A two-part series on caffeine

Cup of Joe isn’t helping your mojo? Maybe that’s because too much of it may be doing you more harm than good.

Caffeine, a basic chemical compound that is bitter to the taste, acts as a stimulant of the central nervous system and as a diuretic.

Cheap and readily available, it is most commonly found in soft drinks, diet pills, chocolate and of course, coffee.

In addition to being an early morning pick-me-up, it is used by students, athletes and teachers alike, to produce clear, rapid thought, and keep fatigue at bay in order to perform better and stay awake longer.

Many students at Concordia, like journalism student Eric St-Pierre, use caffeine for that extra boost.

“I used coffee to keep me awake and focused so I could study longer,” St-Pierre said. “When I started to feel tired I knew it was time for some more. It did what I wanted it to do.”

But, over a short period of time, St-Pierre said he needed more cups of coffee and eventually other caffeine products to get the same result.

“I was skipping lunch and replacing it with coffee. It got to a point when I realized that I was having only one meal a day and eight to ten cups of coffee.”

St-Pierre was studying full-time and was President of the Loyola International College Student Association. He was also volunteering for the Political Science Student’s Association.

“By my third year of university, I was balancing a full-time schedule and working part-time In a way the coffee I was drinking helped,” he said. “It kept me up and helped me through my busy schedule. Caffeine seemed to help but after a few months I was always feeling exhausted.”

St-Pierre recalled that once, during a 48 hour marathon session to finish a 40-page thesis, he drank eight pots of coffee, and then slept, on and off, for two days. When he woke up he felt as if he had never slept.

Over the following six months, he awoke every morning feeling tired and wanting more sleep. It took over 10 cups a day to keep him awake – several cups in the morning and several more cups in the afternoon.Studies are suggesting that people are drinking more than they need. On average, Canadians consume 210 to 239 milligrams of caffeine a day, more than twice the international average of 76mg.

When Statistics Canada surveyed university students in 2005, it found an average daily caffeine consumption of 422mg, way over the maximum recommended daily intake of 300mg.

This can lead to long-term negative health effects, outweighing the short-term benefits said Linda Senecal, a Montreal psychologist with her own stress-management practice. Senecal said that many of her patients consumed large amounts of caffeine as a way to calm their nerves but that “it had the opposite effect.”

When she began her career treating patients with stress-related illnesses she didn’t think twice about recommending they cut back on caffeine as a way to reduce stress.

“Too often we eat or drink on auto pilot and we associate food with certain activities or even times of the day,” she said. And it’s easy to lose track of just how much coffee one drink.

Caffeine: good and bad
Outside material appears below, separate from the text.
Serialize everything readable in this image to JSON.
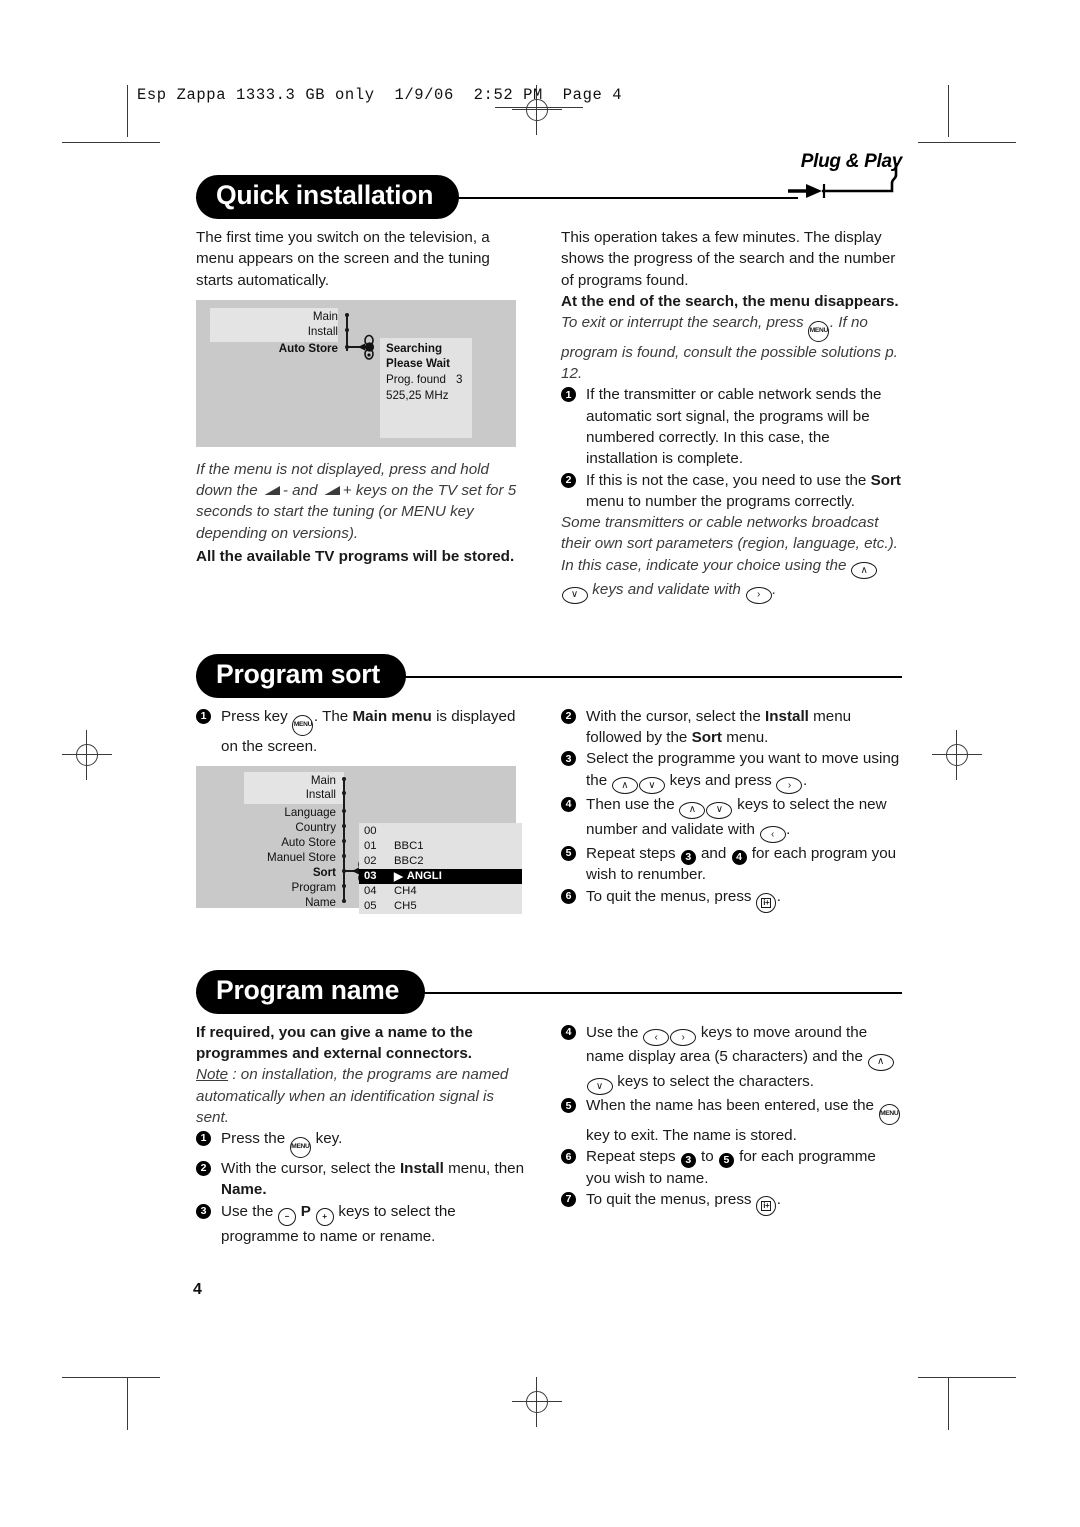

Too much caffeine may cause surface blood vessels to contract and blood pressure to rise. As a result, less blood flows to the stomach, the adrenal glands secrete faster and more sugar is released into the bloodstream by the liver. Some doctors have likened it to a “fight or flight” stress response.

Eventually, someone who drinks large amounts will crash when the stimulating effect subsides, bringing anxiety, headaches and nausea, as well as disrupted sleep patterns.

But could caffeine be good for you? That depends on how much you ingest and who you trust.

In a 2005 study, researchers at Austria’s Innsbruck Medical University found that caffeine revs up brain areas tied to short-term memory.

Florian Koppelstaetter, MD, studied about a dozen healthy adults and found that caffeine boosted activity in brain regions related to attention and short-term memory. Other research suggests that regular doses of caffeine can reduce the risk of developing asthma.

In Scotland, caffeine has been used to treat asthma since at least 1859 when French Novelist Marcel Proust wrote that as a child in the 1870s, he used caffeine to help him breathe.

Drinking coffee also might help protect against Alzheimer’s disease, Parkinson’s disease and cirrhosis. And it might improve bone health and strengthen the body’s immune system.

In moderation, it may help to sharpen the mind and elevate energy levels through the body but Senecal warns that “taken in large doses, and over a period of time, it invites adverse effects.”

An eight ounce cup of brewed coffee contains anywhere from 50 to 100mg of caffeine per serving, which makes it just a mild stimulant.

But caffeine is considered a drug (the most used drug in the world) by the Federal Drug Administration.

However, it is not considered a dangerous one because moderate consumption of caffeine shows no signs of life-threatening side effects.

Read part two of Richard’s story in next week’s issue.

Related Posts